Click on the above & below pages to view them in greater detail.
In addition to the ad pages, there are also a number of one-page cartoon bios of African American historical & contemporary figures. Included in today’s page extracts, are musician William C. Handy, scientist George Washington Carver, and early Civil Rights Leader Frederick Douglass.
Embarrassingly, another aspect of the book is how to turn your dreams into numbers for gambling.
I attempted to find out more about the history of the Black & White Company online (such as, were its owners black and/or white?), but had no luck. Another extract of pages will be posted next week.
As I’ve been saying for the past few weeks, there are an awful lot of songs about Spider-Man. Don’t worry bat-fans, the Caped Crusader is still Number One! There are quite a number of songs about Charlie Brown and Snoopy, and Superman has his share, but from my research it’s Batman and Spider-Man that are at the top of the Comics Tunes list. Can someone prove me wrong?
This week an original song about Spidey, not a cover of the TV show theme. Take it away, Katrina!
One of my favorite comic strips is V.T. Hamlins Alley Oopbut admittedly I’m picky; I love the time travel adventures and can barely tolerate the characters Stone Age antics.
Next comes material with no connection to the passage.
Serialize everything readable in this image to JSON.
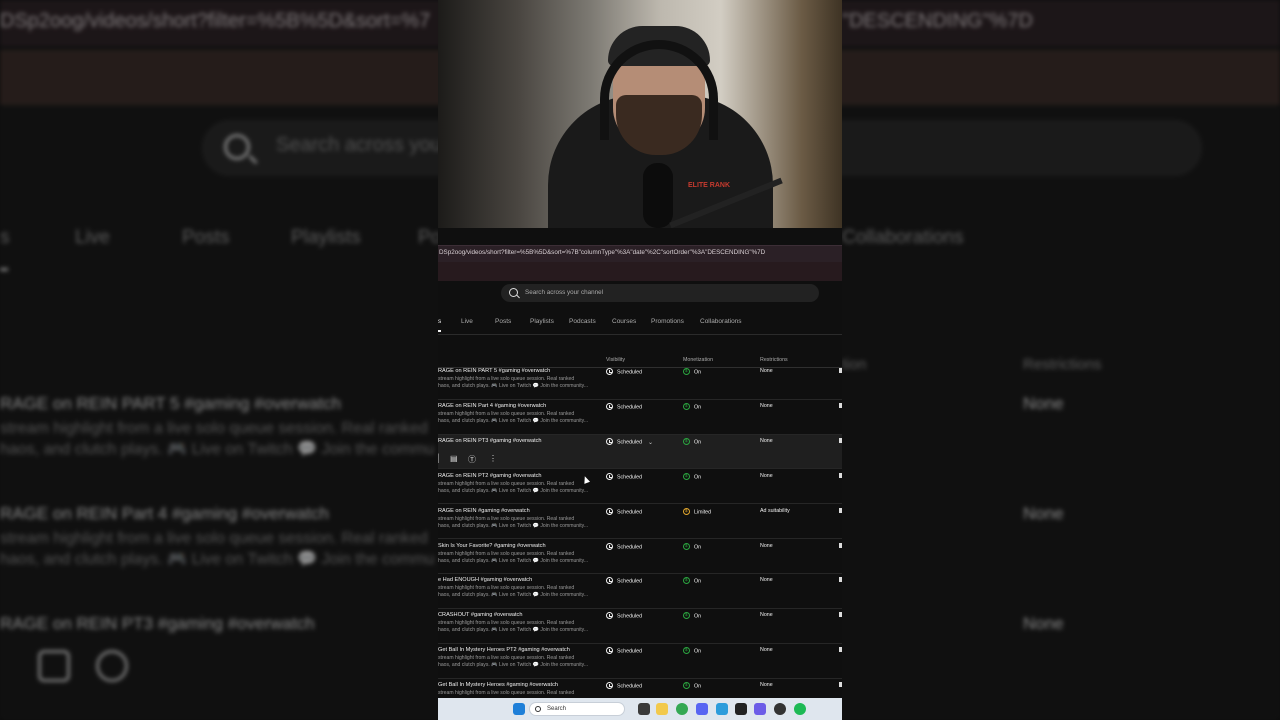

And while there are now quite a few legitimate reprints of the strip a lot of it has yet to be collected, which is how I’m justifying posting the bulk of the contents of Alley Oop#1
Along with being a #1 this is a fortuitously good jumping on point for anyone not already familiar with the character as it contains a rousing time travel adventure as well as an appearance by recurring villain/character Oscar Boom who will lead an expedition to the planet Venus by way of flying saucer (if you haven’t guessed from the description, this is from the 1950′s). For longtime fans we’ve apparently just missed the moment when Oop gave us cigars, theoretically for health reasons, though it makes me wonder the actual explanation was. Letters to the editor? The growing awareness of smokings effects on health? I love a mystery but would much prefer an answer so, if any of you out there happens to know the why, you also know where you can reach me.
Next for African American History Month, we have both parts of “The Adventures of Johnny Newcome”, by cartoonist William Elmes. Published in 1812, they involve an idealized (from the white perspective) depiction of the life of a British slave & plantation owner in the West Indies.
Note how happily the slave receives his flogging in panel six of Plate 1, above. This was the kind of imagery that slave-owning society used to placate their conscious’ (for those persons that had any). Such myths of “happy slaves” were disseminated and absorbed by the white culture, to justify the massive serial kidnapping, serial rape, and serial murder (to name just a few crimes) that so many participated in, saying to themselves and indoctrinating others with the conveniently false belief that Africans were a sub-species compared to Europeans, and that their lives as slaves in the Americas was better than what they would have had as “uncivilized heathen savages” in unconquered Pre-Colonial Africa.
Contrast these, with an 1830 strip on British Slavery in the West Indies that we’ve previously shown (click here to see). Here, the slave owners are again privileged, but the concentration of the strip is on their crime, and society’s white-washing of it.
Click on the above & below pictures, to view the cartoons in detail, and read their captions.